Records shown below:

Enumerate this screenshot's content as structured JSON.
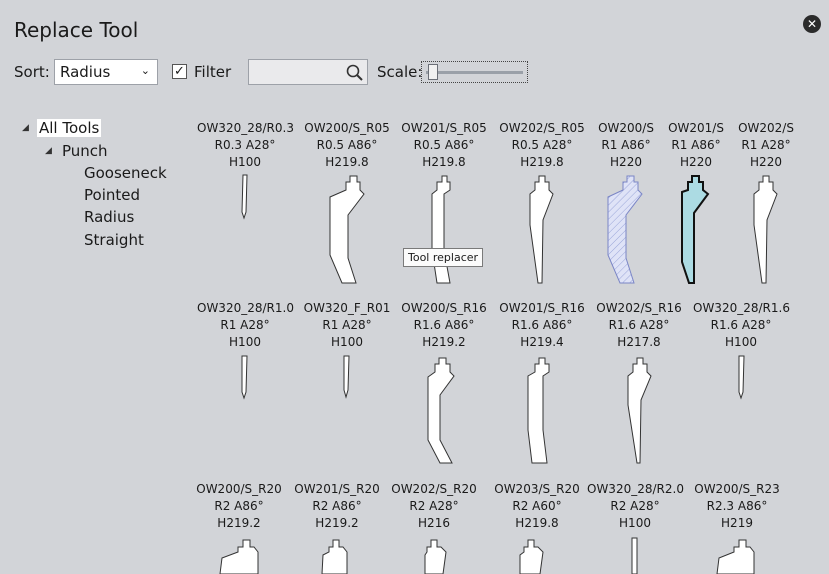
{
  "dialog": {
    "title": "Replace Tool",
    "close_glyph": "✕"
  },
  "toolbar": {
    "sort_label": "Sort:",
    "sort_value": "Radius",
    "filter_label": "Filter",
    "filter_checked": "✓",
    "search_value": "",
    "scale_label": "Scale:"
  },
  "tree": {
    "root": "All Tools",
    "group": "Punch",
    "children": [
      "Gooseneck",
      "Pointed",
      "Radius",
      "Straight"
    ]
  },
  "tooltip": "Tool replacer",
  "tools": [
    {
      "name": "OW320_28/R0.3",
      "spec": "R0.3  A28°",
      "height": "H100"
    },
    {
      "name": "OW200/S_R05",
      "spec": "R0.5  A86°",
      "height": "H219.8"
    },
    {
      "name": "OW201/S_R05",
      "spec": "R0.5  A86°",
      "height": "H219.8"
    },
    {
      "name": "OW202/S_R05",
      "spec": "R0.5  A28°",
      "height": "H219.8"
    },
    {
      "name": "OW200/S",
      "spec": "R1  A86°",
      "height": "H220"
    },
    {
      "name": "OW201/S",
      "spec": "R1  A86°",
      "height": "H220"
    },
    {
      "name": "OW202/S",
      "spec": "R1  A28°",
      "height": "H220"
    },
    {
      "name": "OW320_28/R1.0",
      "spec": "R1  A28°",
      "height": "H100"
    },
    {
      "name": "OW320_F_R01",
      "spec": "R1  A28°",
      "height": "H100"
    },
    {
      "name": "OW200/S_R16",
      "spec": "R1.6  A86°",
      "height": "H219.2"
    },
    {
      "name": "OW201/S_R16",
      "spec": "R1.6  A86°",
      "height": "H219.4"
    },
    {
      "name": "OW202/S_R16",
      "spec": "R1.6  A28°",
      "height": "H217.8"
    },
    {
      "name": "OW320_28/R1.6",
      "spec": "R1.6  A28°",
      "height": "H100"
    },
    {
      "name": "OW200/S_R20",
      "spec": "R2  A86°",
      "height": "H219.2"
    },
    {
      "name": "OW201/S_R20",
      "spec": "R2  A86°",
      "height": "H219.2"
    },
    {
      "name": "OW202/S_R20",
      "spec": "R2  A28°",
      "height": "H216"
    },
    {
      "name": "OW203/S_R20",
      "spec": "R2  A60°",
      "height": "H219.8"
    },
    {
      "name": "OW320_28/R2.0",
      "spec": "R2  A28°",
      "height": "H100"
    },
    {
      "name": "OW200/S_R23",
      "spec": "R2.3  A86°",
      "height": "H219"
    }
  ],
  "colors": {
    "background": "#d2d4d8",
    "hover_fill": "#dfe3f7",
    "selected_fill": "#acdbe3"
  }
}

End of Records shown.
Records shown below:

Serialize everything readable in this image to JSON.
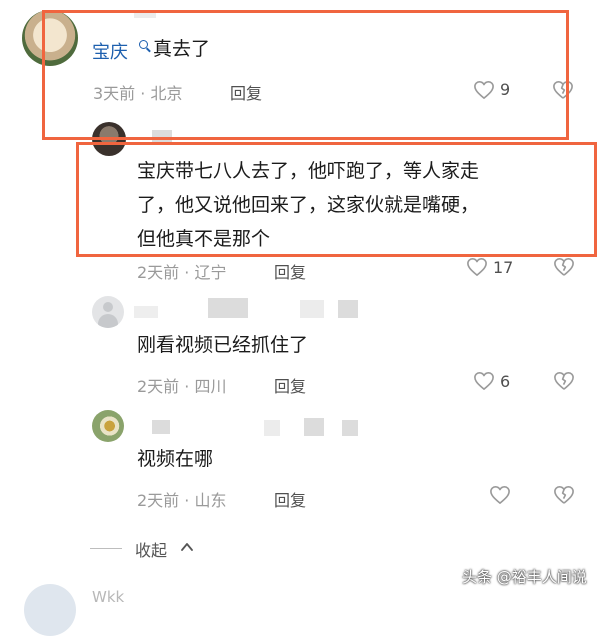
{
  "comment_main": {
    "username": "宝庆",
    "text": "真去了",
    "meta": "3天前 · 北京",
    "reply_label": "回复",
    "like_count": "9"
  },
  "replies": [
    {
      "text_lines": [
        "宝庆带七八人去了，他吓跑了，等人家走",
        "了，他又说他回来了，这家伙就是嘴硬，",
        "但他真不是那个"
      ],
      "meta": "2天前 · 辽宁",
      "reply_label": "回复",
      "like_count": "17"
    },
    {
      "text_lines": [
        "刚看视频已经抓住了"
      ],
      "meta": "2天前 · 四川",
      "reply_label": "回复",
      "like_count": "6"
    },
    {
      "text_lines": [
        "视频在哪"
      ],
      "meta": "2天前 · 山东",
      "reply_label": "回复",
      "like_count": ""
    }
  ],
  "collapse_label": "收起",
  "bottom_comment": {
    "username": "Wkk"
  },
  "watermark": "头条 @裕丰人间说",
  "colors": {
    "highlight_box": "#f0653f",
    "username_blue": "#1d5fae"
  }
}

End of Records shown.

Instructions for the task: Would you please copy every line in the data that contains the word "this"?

Problem solution:
Enumerate this screenshot's content as structured JSON.
Serialize everything readable in this image to JSON.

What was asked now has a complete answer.